The Collectors: Timothy Corrigan
The interior designer displays his cache of nearly 150 portraits in his breathtaking Loire Valley chateau
One could say interior designer Timothy Corrigan is a collector of many things. Châteaux, for example, as he’s bought, restored, and sold more than some people have ever set foot in. His third book, which will be published by Rizzoli next year, showcases his latest historic manse, Château de la Chevallerie, located in the Loire Valley, where he displays his most prized collection: 143 portraits hung as a grand collage up the sweeping three-story stair.
“What I love is that a portrait is never just a picture of the individual,” he says of his paintings, which include works by John Singer Sargent, Carolus-Duran, and Jacques-Louis David, as well as ones that cost as little as $400. “There’s so much that it tells you about that person based on the way they choose to be featured in that painting, their setting, what they’re wearing, how they’re looking at you.”
Familial ties: “I got started because I inherited a lot of family portraits. When I moved to Paris in 1987, I began buying 19th-century paintings because they were more affordable, and then moved into 18th century and more recently, 20th century. For example, I’ve got a Robert Mapplethorpe photo of Grace Jones painted by Keith Haring.”
Who’s who: “It’s about so much more than owning them. I love the whole process of finding them and doing the research on the people. I always try to make a point of learning what I can about who they were in history—no matter how important.”
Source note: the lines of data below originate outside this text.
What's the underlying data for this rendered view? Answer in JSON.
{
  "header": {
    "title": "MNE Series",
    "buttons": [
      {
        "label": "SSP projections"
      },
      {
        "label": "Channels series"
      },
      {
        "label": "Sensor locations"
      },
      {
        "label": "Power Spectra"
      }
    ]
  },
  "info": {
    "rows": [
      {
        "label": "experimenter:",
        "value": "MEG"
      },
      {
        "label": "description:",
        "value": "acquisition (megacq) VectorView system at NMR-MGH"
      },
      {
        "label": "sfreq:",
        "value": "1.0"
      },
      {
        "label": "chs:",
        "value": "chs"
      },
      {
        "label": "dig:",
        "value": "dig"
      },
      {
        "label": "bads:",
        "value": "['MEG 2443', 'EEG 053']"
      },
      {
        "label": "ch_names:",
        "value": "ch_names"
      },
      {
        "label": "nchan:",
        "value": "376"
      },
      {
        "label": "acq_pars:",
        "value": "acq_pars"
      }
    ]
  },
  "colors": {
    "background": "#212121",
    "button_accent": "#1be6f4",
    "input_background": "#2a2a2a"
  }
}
A version of this article first appeared in print in our 2023 Late Spring Issue under the headline “The Collectors.” Subscribe to the magazine.